I’ve blogged many times before about whistleblowing including whether it is an ethical action. Some would say that whistleblowing is a courageous act to right a wrong and because the whistleblower may be discriminated against for coming forward and/or suffer the penalty of being retaliated against for coming forward including demotion, change in responsibilities, or firing.

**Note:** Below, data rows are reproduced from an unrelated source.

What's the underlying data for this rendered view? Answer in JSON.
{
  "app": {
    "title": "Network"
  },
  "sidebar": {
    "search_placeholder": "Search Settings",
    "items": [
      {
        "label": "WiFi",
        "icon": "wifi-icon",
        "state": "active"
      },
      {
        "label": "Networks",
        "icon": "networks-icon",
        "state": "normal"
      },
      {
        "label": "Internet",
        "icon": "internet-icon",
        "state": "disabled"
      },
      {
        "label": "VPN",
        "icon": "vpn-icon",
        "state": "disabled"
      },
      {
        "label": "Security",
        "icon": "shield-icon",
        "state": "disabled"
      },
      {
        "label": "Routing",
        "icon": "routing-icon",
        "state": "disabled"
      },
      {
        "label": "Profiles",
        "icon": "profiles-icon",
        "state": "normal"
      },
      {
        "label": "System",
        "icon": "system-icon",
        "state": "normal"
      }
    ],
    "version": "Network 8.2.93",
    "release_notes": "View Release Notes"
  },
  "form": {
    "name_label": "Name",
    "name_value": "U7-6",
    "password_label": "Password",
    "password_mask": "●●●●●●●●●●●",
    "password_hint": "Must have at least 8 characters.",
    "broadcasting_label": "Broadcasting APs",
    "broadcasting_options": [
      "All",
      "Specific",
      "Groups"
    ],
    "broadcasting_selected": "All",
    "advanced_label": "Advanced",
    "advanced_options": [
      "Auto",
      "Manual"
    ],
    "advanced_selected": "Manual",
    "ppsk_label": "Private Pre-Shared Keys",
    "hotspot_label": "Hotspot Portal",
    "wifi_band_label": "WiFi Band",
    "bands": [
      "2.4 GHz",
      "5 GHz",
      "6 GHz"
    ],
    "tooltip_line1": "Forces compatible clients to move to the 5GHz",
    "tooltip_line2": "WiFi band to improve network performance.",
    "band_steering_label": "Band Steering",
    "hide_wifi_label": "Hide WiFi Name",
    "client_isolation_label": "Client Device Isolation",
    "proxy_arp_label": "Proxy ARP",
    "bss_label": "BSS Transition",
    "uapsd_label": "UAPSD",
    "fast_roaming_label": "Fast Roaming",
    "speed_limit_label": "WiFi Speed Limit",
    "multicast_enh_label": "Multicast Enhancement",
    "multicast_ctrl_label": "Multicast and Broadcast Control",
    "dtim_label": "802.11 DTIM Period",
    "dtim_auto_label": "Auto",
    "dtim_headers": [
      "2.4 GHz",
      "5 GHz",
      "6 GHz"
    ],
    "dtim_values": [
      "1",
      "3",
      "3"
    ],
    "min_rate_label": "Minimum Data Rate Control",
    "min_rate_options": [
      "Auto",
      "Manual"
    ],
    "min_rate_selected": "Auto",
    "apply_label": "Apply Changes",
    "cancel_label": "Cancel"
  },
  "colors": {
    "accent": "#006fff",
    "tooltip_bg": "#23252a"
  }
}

I’ve always believed that the Securities and Exchange Commission’s procedures that whistleblowers should follow to report wrongdoing are fair to the whistleblower, who puts his/her job on the line ostensibly to serve a greater good. I also supported Dodd-Frank requirements that created a financial award for whistleblowers who followed the procedures including providing original information unknown to the SEC, providing it voluntarily, reporting the matter internally and giving the company 120 days to correct the matter or reporting it right away when real harm is done to the public – i.e., investors or creditors.
Critics have claimed that the financial award, that is 10-30% of the total amount awarded to the SEC, in excess of $1 million, in a legal action against the company, creates a bounty-hunter system. In other words, might a would-be whistleblower gather evidence of possible wrongdoing and use it later to stake a claim if they feel mistreated or for revenge?
Two weeks ago, I read about a whistleblower award that made me question the whole system. It seems the SEC has set common sense aside in awarding a whistleblower who played a role in the offending event and then, later on, blew the whistle.
On September 14, 2018, it was announced that the SEC reduced a whistleblower award to $1.5 million because the whistleblower was "culpable" and delayed reporting the misconduct for a year. The reason for the award, even though the whistleblower played a role and delayed reporting, was that the whistleblower provided "vital information and ongoing assistance that proved important to the overall success of an enforcement action." But the SEC said the whistleblower delayed his or her report "and benefited financially during the delay."
The reduced award underscored "the need for individuals to come forward without delay," according to Jane Norberg, chief of the SEC’s Office of the Whistleblower. The SEC said the whistleblower was "culpable" and only reported after learning of the SEC's ongoing investigation. During the delay "investors were being harmed," the SEC said. The SEC didn't say how much the whistleblower award could have been. However, $1.5 million is no shabby amount for a person who had a role in a crime, covered it up, and reported it at their convenience.
This a strange to me. What message does it send? The way I see it, a would-be whistleblower can be part of a financial fraud scheme, say nothing while involved in the crime, and then decide to blow the whistle for some reason. Maybe they get a guilty conscience or maybe they realize the house of cards is about to collapse. A person should not financially benefit from blowing the whistle if they had any part in the scheme whatsoever. Otherwise, the SEC is awarding bad behavior, as occurred in this case.
Finally, ethics is not like a faucet you can turn on or off at a whim. It involves consistent action to do the right thing, at the right time, and for the right reason, which didn’t occur in this case.
The rules for qualifying for a whistleblower award need to be changed. This shouldn’t happen again. The SEC is supposed to protect the public interest. If a year goes by during which time the whistleblower says nothing, that does real harm to the public and should not be rewarded.
Blog posted by Steven Mintz, aka Ethics Sage, on October 7, 2018. Visit Steve’s website and sign up for his newsletter. Follow him on Facebook and Like his page.